TWO BLADES OF GRASS The Story of the Cultivation of Plants by Peter Thoday

£1.50

This is a compelling read. This book provides a journey from man’s earliest attempts to harness the land through all the myriads of developments in crop husbandry and innovations which have shaped the way modern systems of crop production are carried out and which have shaped much of our landscape today. Peter Thoday confirms the view that “in spite of all our civil engineering and large-scale industrial works the farmer remains the person that has by far the greatest impact on the landscape”. The journey takes us from man’s first attempts to domesticate plants and grow them for food, through gradual improvements in cultivation techniques and increasing use of implements that have enabled crops to be grown more effectively and efficiently. The book shows us how these developments have led ultimately to the intensive methods that we use today and how these could change in the future.

Description

Cultivation? Who will be interested in that except for a few? I should have known better. Peter Thoday lets us in on a secret, the discovery of which feels like a delicious pleasure. This magnificent book is a total delight. Holding his deep scholarship lightly, Peter takes you on an adventure through the history of cultivation. It drips with quotations and anecdote, from ancient Mesopotamia to the latest in micropropagation, from social history to science, but what he has done is quite remarkable. He has taken a subject and turned it on its head. This isn’t a book for gardeners, no, it is a book for anyone with any pretence to themselves being cultivated. For here, laid bare, is the history of our peoples and a signpost to the future told by the land. The master storyteller catches you off-guard. Here is a tale of profound importance that should be read by everyone. A life’s work and interest lovingly revealed — an instant classic. — Tim Smit, CEO, The Eden Project

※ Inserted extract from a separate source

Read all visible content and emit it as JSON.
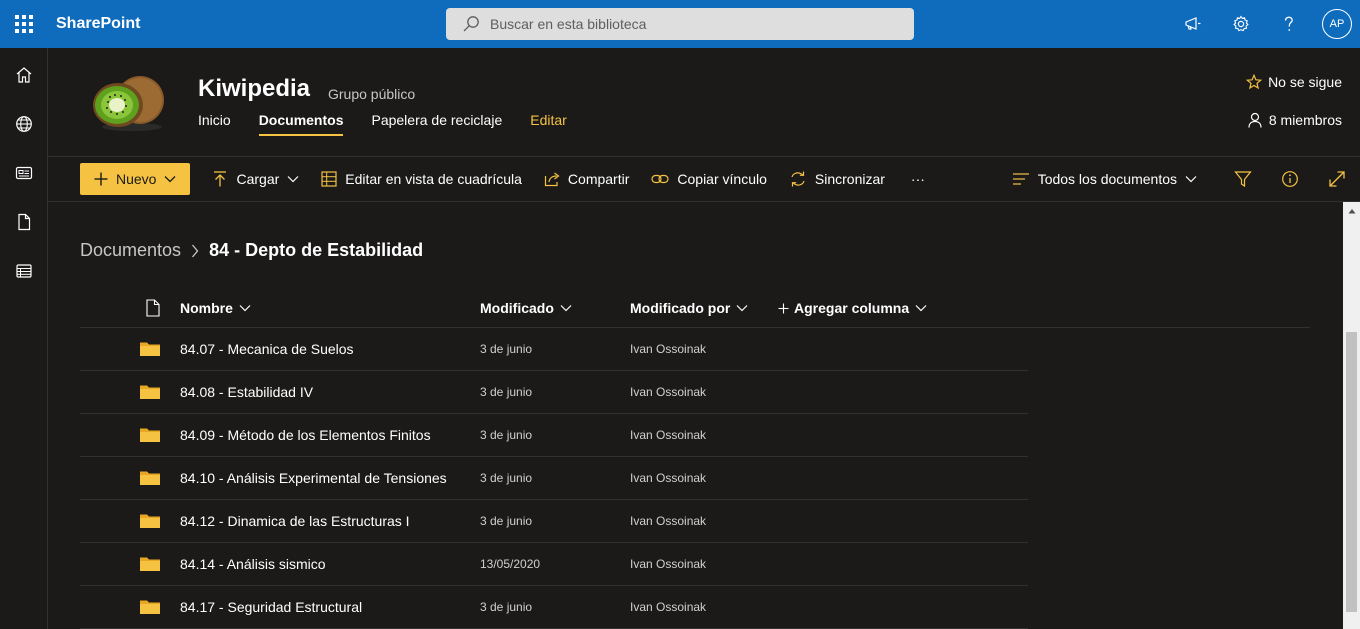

This is a compelling read. This book provides a journey from man’s earliest attempts to harness the land through all the myriads of developments in crop husbandry and innovations which have shaped the way modern systems of crop production are carried out and which have shaped much of our landscape today. Peter Thoday confirms the view that “in spite of all our civil engineering and large-scale industrial works the farmer remains the person that has by far the greatest impact on the landscape”. The journey takes us from man’s first attempts to domesticate plants and grow them for food, through gradual improvements in cultivation techniques and increasing use of implements that have enabled crops to be grown more effectively and efficiently. The book shows us how these developments have led ultimately to the intensive methods that we use today and how these could change in the future.